“This is your investment,” she adds. “Make sure you understand the appeals process if a financial aid package isn’t what you were hoping for.” Particularly if your financial circumstances have recently changed, you’ll want to work with the financial aid office to see what else is possible.
Dig into the post-graduation data.
It’s easy to focus on the short-term when looking at schools. After all, the cost you’ll pay to attend is more immediate than the pay off after graduation. But it’s helpful to look at what happens after students graduate from a particular college.
“If you’re investing $X, how long is it going to take you to recoup that money in terms of your ability to get a job within six months of graduation?” This is a question Minden recommends students and their families answer by digging into student outcomes.
Many colleges will publish data around average starting salaries for their previous class, the percentage of students employed within six months of graduation, the average lifetime earnings of a graduate, and more. Minden also recommends looking at the default rate on loans per school, which can indicate if most students at that school are able to pay back their loans.
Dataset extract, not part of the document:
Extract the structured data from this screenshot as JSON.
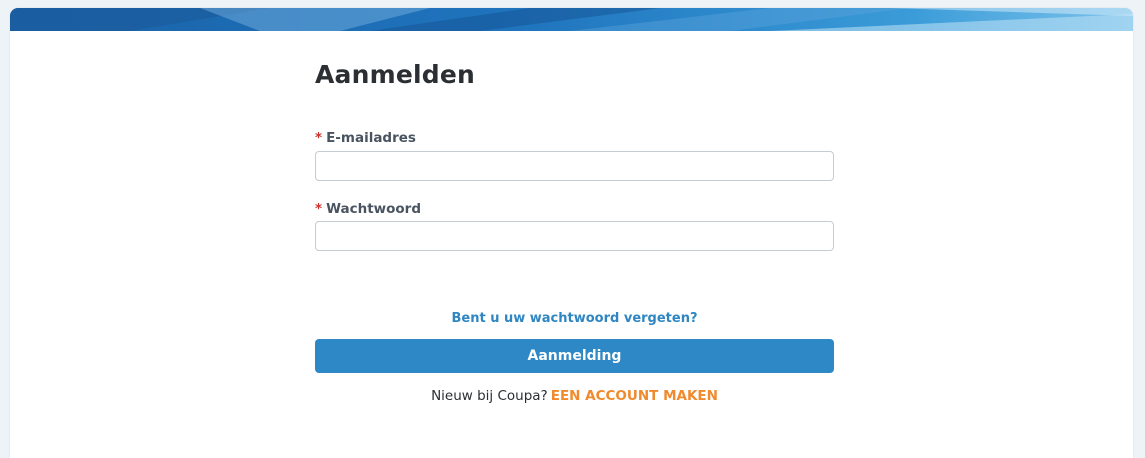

Get a sense of who you’ll meet.
If you look at the before (determining costs) and after (anticipated salary and the like) as it relates to college, you also want to look at the middle. How will your network build on a given campus? Minden emphasizes that college is so much about who you meet along the way. “There are faculty members who are going to set you up with their network,” she says, based on her experience at Babson. “Students are going to meet their future business partners.”
Consider what a school is going to provide you that will set you up for success later. “College goes beyond your GPA and how much fun you had,” says Minden. “It's an investment through a network.”
Talk to current students and alumni.
Current students and alumni are great indicators of whether a college is really living up to its marketing materials. Talk with current students during a campus visit, or ask the admissions office if they have students that you can chat with digitally.
You can also look at LinkedIn to see what types of roles alumni currently hold and at what companies. You may even opt to call a school’s alumni office to ask for more information about what the college’s alumni are doing, or if they have any data on their alums.
At Babson, for example, you can connect with an Admission Ambassador, a Babson graduate who can discuss their Babson experience and how Babson may be a good fit for you. Alumni are located around the world so you may be able to meet with one in person or virtually.
Minden reminds students to consider looking at colleges through the lens of how will the student experience transform you? Many schools have open houses and show the most outgoing students, but not every student is starting a company in high school or participating in dozens of clubs. Visit campuses knowing that these students were in your same shoes only a year, two years, or three years ago. How will the college you attend take you to the next level? Can the schools you’re looking at take you to the next level?
“You need to ask yourself, ‘Am I going to go to an extension of my high school?’” says Minden. “Or, ‘Am I going to go somewhere that will push me and turn me into something I never thought I could be?’”